The Federal Reserve has a lot of stock-buying power, but not all the time.
Here are the stock-market transactions that have occurred since the Fed began buying Treasury bonds in December 2008.
The Federal Funds are not the only ones with power.
The SEC and CFTC can also make purchases of Treasury bonds.
The New York Times recently published a list of all the transactions that the Fed has made since January 1, 2016.
The list shows that the Federal Funds have purchased $1.5 trillion worth of Treasury and mortgage-backed securities, $500 billion worth of interest-bearing securities, and $1 trillion worth to cover the government’s liabilities.
The Fed’s purchases are mostly related to the US economy’s sluggishness, the dollar’s strength, and its inability to repay its debt.
But the Federal Reserve also has bought bonds to fund the US government’s debt service.
On Tuesday, the Fed announced that it would buy another $2.3 trillion in Treasury bonds to shore up the US dollar, according to the Wall Street Journal.
These purchases are not directly tied to the Fed’s monetary policy.
They are merely part of the Fed Funds’ efforts to help finance the government through its balance sheet.
They’re part of a wider strategy to bolster the US’s debt.
The US government has borrowed money from the Federal Deposit Insurance Corporation (FDIC), which is the primary insurer of the US Government’s debt, for over $2 trillion since 2010.
The FDIC’s liability for the Federal Government’s liabilities is roughly $17 trillion.
The $1-trillion purchases of US government bonds are the latest in a series of actions by the Federal Home Loan Banks (FHBLs), the central banks’ financial intermediaries.
In recent years, these financial intermediators have become the primary market for US government debt.
Their market capitalizations have been increasing over time, with $2-trillions of assets held by FHBLs in 2016.
Since the financial crisis, the FHBls have been increasingly buying US government securities, which have become an important source of liquidity for the US Treasury market.
FHbls are also buying US Treasury bonds directly.
FHA and FHA-insured loans are two examples.
According to the Treasury Department, the amount of FHA mortgage-bond purchases is now about $1 billion a year, and the amount FHA loan purchases is roughly half that.
Since March, FH-insured mortgage-interest rates have also been rising, according a Treasury Department report.

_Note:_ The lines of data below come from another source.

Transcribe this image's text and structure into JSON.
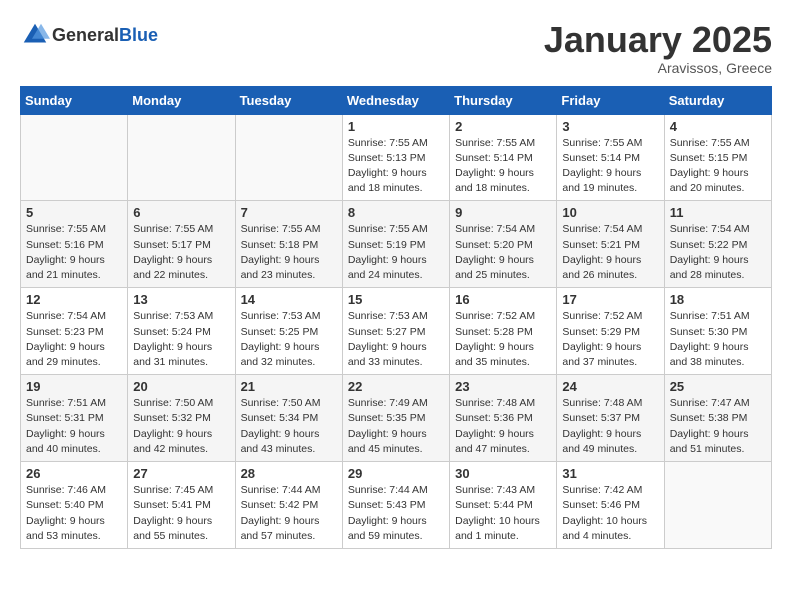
{
  "header": {
    "logo_general": "General",
    "logo_blue": "Blue",
    "month": "January 2025",
    "location": "Aravissos, Greece"
  },
  "weekdays": [
    "Sunday",
    "Monday",
    "Tuesday",
    "Wednesday",
    "Thursday",
    "Friday",
    "Saturday"
  ],
  "weeks": [
    [
      {
        "day": "",
        "info": ""
      },
      {
        "day": "",
        "info": ""
      },
      {
        "day": "",
        "info": ""
      },
      {
        "day": "1",
        "info": "Sunrise: 7:55 AM\nSunset: 5:13 PM\nDaylight: 9 hours and 18 minutes."
      },
      {
        "day": "2",
        "info": "Sunrise: 7:55 AM\nSunset: 5:14 PM\nDaylight: 9 hours and 18 minutes."
      },
      {
        "day": "3",
        "info": "Sunrise: 7:55 AM\nSunset: 5:14 PM\nDaylight: 9 hours and 19 minutes."
      },
      {
        "day": "4",
        "info": "Sunrise: 7:55 AM\nSunset: 5:15 PM\nDaylight: 9 hours and 20 minutes."
      }
    ],
    [
      {
        "day": "5",
        "info": "Sunrise: 7:55 AM\nSunset: 5:16 PM\nDaylight: 9 hours and 21 minutes."
      },
      {
        "day": "6",
        "info": "Sunrise: 7:55 AM\nSunset: 5:17 PM\nDaylight: 9 hours and 22 minutes."
      },
      {
        "day": "7",
        "info": "Sunrise: 7:55 AM\nSunset: 5:18 PM\nDaylight: 9 hours and 23 minutes."
      },
      {
        "day": "8",
        "info": "Sunrise: 7:55 AM\nSunset: 5:19 PM\nDaylight: 9 hours and 24 minutes."
      },
      {
        "day": "9",
        "info": "Sunrise: 7:54 AM\nSunset: 5:20 PM\nDaylight: 9 hours and 25 minutes."
      },
      {
        "day": "10",
        "info": "Sunrise: 7:54 AM\nSunset: 5:21 PM\nDaylight: 9 hours and 26 minutes."
      },
      {
        "day": "11",
        "info": "Sunrise: 7:54 AM\nSunset: 5:22 PM\nDaylight: 9 hours and 28 minutes."
      }
    ],
    [
      {
        "day": "12",
        "info": "Sunrise: 7:54 AM\nSunset: 5:23 PM\nDaylight: 9 hours and 29 minutes."
      },
      {
        "day": "13",
        "info": "Sunrise: 7:53 AM\nSunset: 5:24 PM\nDaylight: 9 hours and 31 minutes."
      },
      {
        "day": "14",
        "info": "Sunrise: 7:53 AM\nSunset: 5:25 PM\nDaylight: 9 hours and 32 minutes."
      },
      {
        "day": "15",
        "info": "Sunrise: 7:53 AM\nSunset: 5:27 PM\nDaylight: 9 hours and 33 minutes."
      },
      {
        "day": "16",
        "info": "Sunrise: 7:52 AM\nSunset: 5:28 PM\nDaylight: 9 hours and 35 minutes."
      },
      {
        "day": "17",
        "info": "Sunrise: 7:52 AM\nSunset: 5:29 PM\nDaylight: 9 hours and 37 minutes."
      },
      {
        "day": "18",
        "info": "Sunrise: 7:51 AM\nSunset: 5:30 PM\nDaylight: 9 hours and 38 minutes."
      }
    ],
    [
      {
        "day": "19",
        "info": "Sunrise: 7:51 AM\nSunset: 5:31 PM\nDaylight: 9 hours and 40 minutes."
      },
      {
        "day": "20",
        "info": "Sunrise: 7:50 AM\nSunset: 5:32 PM\nDaylight: 9 hours and 42 minutes."
      },
      {
        "day": "21",
        "info": "Sunrise: 7:50 AM\nSunset: 5:34 PM\nDaylight: 9 hours and 43 minutes."
      },
      {
        "day": "22",
        "info": "Sunrise: 7:49 AM\nSunset: 5:35 PM\nDaylight: 9 hours and 45 minutes."
      },
      {
        "day": "23",
        "info": "Sunrise: 7:48 AM\nSunset: 5:36 PM\nDaylight: 9 hours and 47 minutes."
      },
      {
        "day": "24",
        "info": "Sunrise: 7:48 AM\nSunset: 5:37 PM\nDaylight: 9 hours and 49 minutes."
      },
      {
        "day": "25",
        "info": "Sunrise: 7:47 AM\nSunset: 5:38 PM\nDaylight: 9 hours and 51 minutes."
      }
    ],
    [
      {
        "day": "26",
        "info": "Sunrise: 7:46 AM\nSunset: 5:40 PM\nDaylight: 9 hours and 53 minutes."
      },
      {
        "day": "27",
        "info": "Sunrise: 7:45 AM\nSunset: 5:41 PM\nDaylight: 9 hours and 55 minutes."
      },
      {
        "day": "28",
        "info": "Sunrise: 7:44 AM\nSunset: 5:42 PM\nDaylight: 9 hours and 57 minutes."
      },
      {
        "day": "29",
        "info": "Sunrise: 7:44 AM\nSunset: 5:43 PM\nDaylight: 9 hours and 59 minutes."
      },
      {
        "day": "30",
        "info": "Sunrise: 7:43 AM\nSunset: 5:44 PM\nDaylight: 10 hours and 1 minute."
      },
      {
        "day": "31",
        "info": "Sunrise: 7:42 AM\nSunset: 5:46 PM\nDaylight: 10 hours and 4 minutes."
      },
      {
        "day": "",
        "info": ""
      }
    ]
  ]
}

So far, the Treasury has bought about $4.8 trillion worth in mortgage-related securities.
Of course, the Federal Housing Finance Agency (FHFA) has bought $1,000 billion worth in mortgages, $1 Billion in home equity loans, and other types of loans.
The FHFA also has purchased $3.2 billion worth each month since June 2016, according the Treasury report.
Other financial intermediers have also bought a large amount of US Treasury securities, including the mortgage-borrowing firms Fannie Mae and Freddie Mac.
Fannie and Freddie are both owned by the US Federal Government.
FCA is owned by Freddie Mac, and both companies are insured by the FHA.
But Fannie has been buying US mortgage-mortgage securities since March of 2016.
FMI bought $3 billion in mortgage securities in the first three months of this year.
Other intermediaries are buying $5 billion each month.
In the third quarter of this last year, FMI purchased $4 billion in mortgages.
Fidelity Investments is also buying $1 million worth of US treasury bonds.
Its $3,500 million purchase of Treasury securities in December was the biggest buy since the crisis.
In addition to buying US Treasuries, the government has bought mortgage-based securities from the Fannie-Freddie and Fannie/Hedge funds.
These are government-backed loans.
They can be sold at a discount to their principal amount, or they can be guaranteed against losses.
FICO scores are used to determine the interest rate that a loan will charge the lender.
The interest rate a lender is charged is also known as the principal.
The government’s purchases of mortgage-sponsored securities have been particularly lucrative.
Since 2009, Fannie is the largest single buyer of mortgage loans.
FFA bought $2 billion of mortgages from Fannie between February 2016 and March 2016, and FMI sold $2,000 million of mortgages in the same period.
FHI bought $865 million of mortgage securities from FHA in the third half of 2016 and FHM bought $250 million in mortgages from the HFA in the fourth quarter of 2016, the Financial Times reported.
Other large purchases of government securities are also happening.
In October, the US Department of Justice bought $800 million in US Treasury and other financial-backed bonds.
In January, the United States bought $7 billion of mortgage bonds.